Poker is a card game that has grown to become one of the most popular games in the world. The game has a long and rich history, dating back to the sixteenth century. It began as a simple bluffing game, and over the years it has evolved into the form we know and play today. It is a game of chance, but it also involves a lot of skill and psychology.
A hand of poker consists of five cards that are dealt to each player. The player who has the best five-card poker hand wins the pot. The game is played in rounds, with players betting each round before they see their cards. This creates a pot of money and encourages competition among the players.
Before you begin playing poker, it is important to understand the rules of the game. Firstly, you should always play with money that you are willing to lose. This will help you avoid losing more than you can afford to lose and will keep you from getting discouraged if you have bad luck. You should also track your winnings and losses if you plan to become a serious player.
The first step in learning how to play poker is to memorize the rankings of poker hands. This will help you determine which hands are better than others and can be used as a strategy in your games. Knowing which hands beat which can make the difference between winning and losing. For example, you should know that a full house beats three of a kind and a flush beats a straight.

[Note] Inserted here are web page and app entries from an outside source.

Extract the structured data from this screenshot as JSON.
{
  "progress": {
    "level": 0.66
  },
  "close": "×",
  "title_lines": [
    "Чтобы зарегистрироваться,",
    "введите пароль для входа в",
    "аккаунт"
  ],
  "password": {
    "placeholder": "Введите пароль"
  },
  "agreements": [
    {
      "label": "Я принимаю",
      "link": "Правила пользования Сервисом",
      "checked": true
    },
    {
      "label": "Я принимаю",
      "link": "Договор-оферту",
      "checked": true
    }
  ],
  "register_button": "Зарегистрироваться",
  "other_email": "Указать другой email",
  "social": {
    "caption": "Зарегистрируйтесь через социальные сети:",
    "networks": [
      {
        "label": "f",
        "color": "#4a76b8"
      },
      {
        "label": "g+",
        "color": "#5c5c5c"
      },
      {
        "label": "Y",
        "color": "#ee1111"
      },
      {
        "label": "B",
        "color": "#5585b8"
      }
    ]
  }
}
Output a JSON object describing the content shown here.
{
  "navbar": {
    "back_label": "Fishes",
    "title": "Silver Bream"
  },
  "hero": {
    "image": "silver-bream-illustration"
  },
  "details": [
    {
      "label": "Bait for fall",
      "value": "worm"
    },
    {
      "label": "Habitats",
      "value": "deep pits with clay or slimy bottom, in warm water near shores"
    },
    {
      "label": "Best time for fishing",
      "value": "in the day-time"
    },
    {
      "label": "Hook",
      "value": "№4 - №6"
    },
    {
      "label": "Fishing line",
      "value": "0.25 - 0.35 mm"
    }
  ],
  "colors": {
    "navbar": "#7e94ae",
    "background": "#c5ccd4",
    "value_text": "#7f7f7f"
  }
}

Once you have mastered the basics of the game, you should start out with small stakes and work your way up to higher stakes. This will allow you to build up a bankroll and learn more about the game. It is also important to track your wins and losses so that you can evaluate your progress.
Another important aspect of poker is understanding the betting patterns of your opponents. This can be done by observing how they play the game and watching their body language. This will help you determine the type of bets that they are likely to make and how much to raise them. You should also try to read their range, which is the range of poker hands that they are likely to have in a given situation.
In poker, you have to know when to fold your hand and when to call. There is no point in playing your hand if it doesn’t win the pot. For instance, you might have a pair of kings off the flop and you think it is a good hand. However, the turn and river may improve your opponent’s hand. Suddenly, your kings aren’t as strong as they once were.
Another thing to remember is that your poker hand is only good or bad in relation to what your opponents are holding. For instance, you might have a very good pair of kings, but if your opponent has two aces they will be a favorite to win the pot.